Holidays are funny things – they come around once a year, and remind us of feelings and ideas that we shouldn’t have ever let ourselves forget. Whether it’s Thanksgiving gratitude or July 4th patriotism, we turn to holidays not because the day itself matters, but because it gives us a chance to relocate something important that we should’ve never let escape from our day to day existence. Holidays shouldn’t be necessary; we should be able to realize the importance of these sentiments all the year-round. But of course, they are and we don’t. That’s why holidays matter to us.
Autistics Speaking Day is not an old holiday, but already it is becoming an important one for the Autistic community. We are moving past the old days, when to be Autistic was to be a silent beneficiary of the charity and goodwill of others. We speak up often now, challenging media that demeans us, conferences that exclude us and organizations that dehumanize us on a regular basis. In the last half-decade, we have witnessed an awakening of our community.
And yet, even amidst this positive change, we don’t often take time to sit and think about the value of voice itself. Our movement is constantly about the business of responding to the many and terrible things being done to Autistic people and other brethren in the broader disability community at any given moment. This is as it should be – if the neurodiversity movement is anything, it is a way of defending ourselves against the horrors that pervade almost every aspect of the status quo in the autism community. But if we are going to do more than just defend ourselves, if we are going to find a way to thrive rather than just survive, more is necessary. We reclaim our voices not just so we can fight back against what is being done to us. We do so in order to take our rightful places as equal members of a society. We do so in order to establish and advance the idea that we are not objects of charity; we are citizens, endowed with the right not just to live in the world, but to help shape it.
I remember being at a lecture a few years ago on building employment opportunities for Autistic adults.

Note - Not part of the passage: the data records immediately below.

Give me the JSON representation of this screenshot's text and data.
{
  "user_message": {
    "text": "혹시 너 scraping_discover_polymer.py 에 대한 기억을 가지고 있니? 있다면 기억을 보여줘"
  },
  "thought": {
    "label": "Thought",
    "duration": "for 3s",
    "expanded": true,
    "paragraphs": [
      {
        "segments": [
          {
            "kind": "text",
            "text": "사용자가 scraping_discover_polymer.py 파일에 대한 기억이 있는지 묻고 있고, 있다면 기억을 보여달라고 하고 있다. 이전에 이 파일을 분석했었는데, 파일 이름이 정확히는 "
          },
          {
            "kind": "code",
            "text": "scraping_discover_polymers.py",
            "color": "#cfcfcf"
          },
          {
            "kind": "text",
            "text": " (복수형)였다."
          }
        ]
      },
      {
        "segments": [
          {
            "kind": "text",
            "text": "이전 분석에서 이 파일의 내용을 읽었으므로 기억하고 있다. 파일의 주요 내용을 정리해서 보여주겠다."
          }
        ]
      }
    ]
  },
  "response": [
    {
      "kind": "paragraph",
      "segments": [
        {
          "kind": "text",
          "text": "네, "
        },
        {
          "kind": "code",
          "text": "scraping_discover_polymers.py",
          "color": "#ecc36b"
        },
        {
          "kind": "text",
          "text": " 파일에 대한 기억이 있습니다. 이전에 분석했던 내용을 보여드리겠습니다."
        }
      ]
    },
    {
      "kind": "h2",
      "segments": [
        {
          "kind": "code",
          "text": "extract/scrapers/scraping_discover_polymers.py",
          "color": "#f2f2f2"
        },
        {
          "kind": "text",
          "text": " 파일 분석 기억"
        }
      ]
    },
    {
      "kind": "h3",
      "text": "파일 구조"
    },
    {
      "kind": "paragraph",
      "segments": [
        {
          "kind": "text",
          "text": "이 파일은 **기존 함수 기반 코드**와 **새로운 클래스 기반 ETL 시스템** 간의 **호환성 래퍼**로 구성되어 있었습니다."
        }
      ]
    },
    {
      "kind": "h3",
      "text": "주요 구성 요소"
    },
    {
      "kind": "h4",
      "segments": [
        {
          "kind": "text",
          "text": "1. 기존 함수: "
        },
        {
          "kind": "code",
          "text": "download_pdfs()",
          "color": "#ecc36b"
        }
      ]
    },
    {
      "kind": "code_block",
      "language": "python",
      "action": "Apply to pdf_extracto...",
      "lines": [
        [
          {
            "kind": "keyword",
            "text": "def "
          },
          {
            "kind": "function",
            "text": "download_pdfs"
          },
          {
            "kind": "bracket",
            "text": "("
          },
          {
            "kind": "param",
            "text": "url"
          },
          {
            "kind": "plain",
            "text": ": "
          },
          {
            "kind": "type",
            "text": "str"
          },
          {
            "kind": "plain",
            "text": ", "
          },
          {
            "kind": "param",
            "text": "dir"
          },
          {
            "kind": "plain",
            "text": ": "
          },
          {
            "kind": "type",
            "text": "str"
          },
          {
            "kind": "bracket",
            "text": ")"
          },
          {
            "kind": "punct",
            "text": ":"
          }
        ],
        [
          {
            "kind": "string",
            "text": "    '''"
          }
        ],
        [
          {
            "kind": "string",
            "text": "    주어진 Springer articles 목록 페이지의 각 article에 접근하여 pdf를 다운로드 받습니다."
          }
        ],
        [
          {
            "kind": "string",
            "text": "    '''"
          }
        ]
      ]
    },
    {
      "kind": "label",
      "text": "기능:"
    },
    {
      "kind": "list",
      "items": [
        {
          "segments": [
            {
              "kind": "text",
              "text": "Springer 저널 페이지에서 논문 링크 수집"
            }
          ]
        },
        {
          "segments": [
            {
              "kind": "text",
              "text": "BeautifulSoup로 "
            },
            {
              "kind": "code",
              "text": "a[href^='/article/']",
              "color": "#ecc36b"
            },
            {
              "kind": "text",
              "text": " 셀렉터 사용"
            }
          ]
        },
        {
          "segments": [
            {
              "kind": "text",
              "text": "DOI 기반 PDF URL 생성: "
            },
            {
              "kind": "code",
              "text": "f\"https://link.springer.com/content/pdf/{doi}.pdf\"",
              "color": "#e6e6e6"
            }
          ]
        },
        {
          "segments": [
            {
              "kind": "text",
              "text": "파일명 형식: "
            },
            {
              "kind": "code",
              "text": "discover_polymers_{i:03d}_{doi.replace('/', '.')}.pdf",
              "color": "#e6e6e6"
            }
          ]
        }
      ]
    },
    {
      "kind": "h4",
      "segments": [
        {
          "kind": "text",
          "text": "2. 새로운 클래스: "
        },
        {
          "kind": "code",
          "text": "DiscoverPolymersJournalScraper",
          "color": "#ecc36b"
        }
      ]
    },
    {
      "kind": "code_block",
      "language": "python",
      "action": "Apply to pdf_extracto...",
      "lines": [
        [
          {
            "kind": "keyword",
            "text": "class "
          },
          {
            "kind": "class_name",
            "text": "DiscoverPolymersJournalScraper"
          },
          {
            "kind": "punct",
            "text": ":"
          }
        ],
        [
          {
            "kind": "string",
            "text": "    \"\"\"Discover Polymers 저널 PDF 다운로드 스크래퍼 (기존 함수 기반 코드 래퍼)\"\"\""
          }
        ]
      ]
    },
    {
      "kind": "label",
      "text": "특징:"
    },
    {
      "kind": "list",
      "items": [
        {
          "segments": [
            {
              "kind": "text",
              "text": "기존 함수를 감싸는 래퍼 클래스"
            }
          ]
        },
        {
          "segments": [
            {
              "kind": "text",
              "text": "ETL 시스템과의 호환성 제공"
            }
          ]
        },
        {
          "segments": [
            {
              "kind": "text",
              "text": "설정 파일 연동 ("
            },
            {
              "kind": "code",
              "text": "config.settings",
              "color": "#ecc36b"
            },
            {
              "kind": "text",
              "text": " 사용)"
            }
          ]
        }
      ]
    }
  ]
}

At the end of the lecture, a parent volunteer stood up and announced, “We’re convening a workgroup to discuss how we can follow up on this for our kids here in Maryland. Anyone who wants to participate – parents, teachers, employers, providers, social workers…anyone who has an interest in the transition to adulthood, feel free to volunteer!”
Obviously, there was an important stakeholder missing from that list: Autistic people ourselves. There are immediate and practical consequences of that exclusion, of course. When people discuss disability services without disabled people, obsolete and segregated infrastructure is a frequent result. No better example of this exists than the over a quarter million Americans with disabilities being paid less than minimum wage in sheltered workshops across the country. But even if we could believe that our family and professional allies could do it all by themselves – that the policy and practice outcomes of a process that excludes the people it is designed to benefit would be unobjectionable – we would still be left with a profound and lasting problem. When society does for us without us, it sends a message about how we are seen as human beings and as citizens. That message is not a positive one.
Throughout human history, there has never been a group that has found success and liberation through meekly accepting what was offered to them by others. We won’t either. If we are going to see a better future for ourselves and all disabled people across the world, we cannot simply wait for others to speak on our behalf and hope they say what we would say ourselves, if given the chance. We cannot simply believe that a day will come when those who champion our cause decide to wish for us what we ourselves do desire. We can only succeed by being our own voice. By building our own power. With our allies, yes – but first and foremost with each other, we can build a better world.